Things quickly changed when David was diagnosed with cancer and eventually passed away. Darralyn had home-schooled her children up to that point, but it was no longer possible. She had to find work immediately as four kids ranging from age seven to 20 were counting on her.
"She had to get a job without a college degree and we know how tough that is, let alone make enough money to support four kids," Josh said. "She had more than one job at a time and we all struggled pretty hard. She struggled the most to make ends meet. She's a major reason that any of us have made it anywhere because she taught us how to work hard."
Although Darralyn worked several jobs, she encouraged her children to chase their dreams. Josh played every sport he could and traveled most weekends to Dallas with his club soccer team. Josh's older brother, Matt, was a standout baseball player and his older sister, Joy, excelled at swimming. Liz was the youngest when her father died at age seven and she was a standout gymnast.
Josh could feel the strain and stress it was putting on his mother because she wasn't always able to make the games.
"They were my life and they still are," Darralyn said. "I wouldn't have it any other way. Josh played every sport as well as anyone on the field. I would just sit on the sidelines bursting with pride because he was one of the best out there. It's the same thing for my other kids. I have four fantastic, talented children. Josh just gets more TV time."
In 2001, Darralyn took a job at Kilgore Community College, an hour and a half southwest of Longview. She also began taking classes and eventually earned her associates degree. She decided to enroll at Stephen F. Austin in the fall of 2006 and started working in the horticulture department. She never asked for help from any of her children, but she would call to ask advice on certain things.
"She's always been proactive in all of her approaches in life," Josh said. "She's always liked working outside, working on the yard and that kind of thing.

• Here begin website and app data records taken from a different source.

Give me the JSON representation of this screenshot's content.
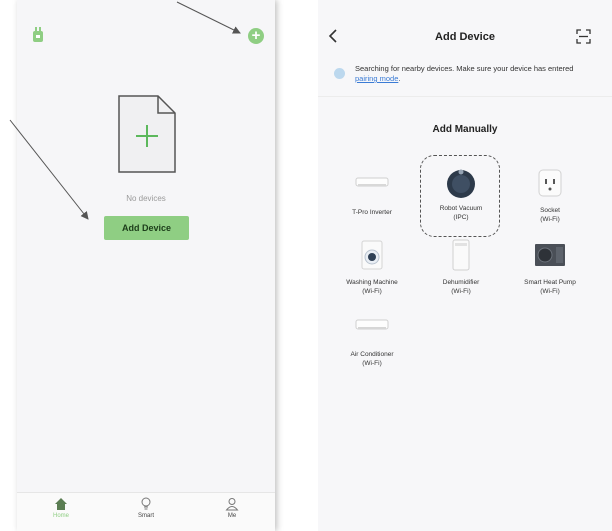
{
  "left": {
    "no_devices": "No devices",
    "add_device_button": "Add Device",
    "tabs": [
      {
        "label": "Home",
        "icon": "home-icon",
        "active": true
      },
      {
        "label": "Smart",
        "icon": "lightbulb-icon",
        "active": false
      },
      {
        "label": "Me",
        "icon": "person-icon",
        "active": false
      }
    ],
    "accent_color": "#8fce83"
  },
  "right": {
    "title": "Add Device",
    "hint_text": "Searching for nearby devices. Make sure your device has entered ",
    "hint_link": "pairing mode",
    "hint_end": ".",
    "section_title": "Add Manually",
    "devices": [
      {
        "name": "T-Pro Inverter",
        "sub": "",
        "icon": "inverter-icon"
      },
      {
        "name": "Robot Vacuum",
        "sub": "(IPC)",
        "icon": "robot-vacuum-icon",
        "highlighted": true
      },
      {
        "name": "Socket",
        "sub": "(Wi-Fi)",
        "icon": "socket-icon"
      },
      {
        "name": "Washing Machine",
        "sub": "(Wi-Fi)",
        "icon": "washing-machine-icon"
      },
      {
        "name": "Dehumidifier",
        "sub": "(Wi-Fi)",
        "icon": "dehumidifier-icon"
      },
      {
        "name": "Smart Heat Pump",
        "sub": "(Wi-Fi)",
        "icon": "heat-pump-icon"
      },
      {
        "name": "Air Conditioner",
        "sub": "(Wi-Fi)",
        "icon": "air-conditioner-icon"
      }
    ]
  }
}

Being a lady in her mid-fifties, that is not something you see every day. It takes a toll on you working outside but she's been doing it anyway because she loves to do it."
Darralyn has no plans to stop as she will soon begin work toward her master's degree in the same field with her main discipline in geospatial information systems.
"What I love doing right now is not a thing someone has to retire from, " Darralyn said. "I never saw myself doing this. This has just opened up and it looks like such fun. I love to learn. It's something I always told my kids. You never stop learning. Don't ever think 12th grade or at the end of college that you are done. You never stop learning."
Last weekend was the perfect gift for Mother's Day. Getting all her children in one place has been a tough task for Darralyn. Josh brought the entire family together last year for Christmas in Jacksonville for the first time in seven years. His mother attends five or six Jaguars game each year and made the trip to New England for the playoff game.
"It couldn't have been a better combination of days" Darralyn said. "I told them this is fabulous because I get to have them all there for graduation and then celebrating Mother's Day. It made it more special that they came just for me.
Her son wouldn't have missed it.
"We are so proud of her," Josh said. "For her to go back to school and graduate takes a lot. It's not something most people do once they reach a certain age. She was thinking a while back that the older she gets she would want to retire eventually, but she just got this degree. She wants to make it work."
Darralyn will have a lasting memory of last weekend, when she received her diploma and turned to the crowd.
"I came off the stage and there's the whole group of them standing there with cameras," Darralyn said. "It's ironic because I'm not as comfortable in the spotlight. I'm used to sitting back and letting him (Josh) take it. My heart was just as full as it can be. They are a mother's dream."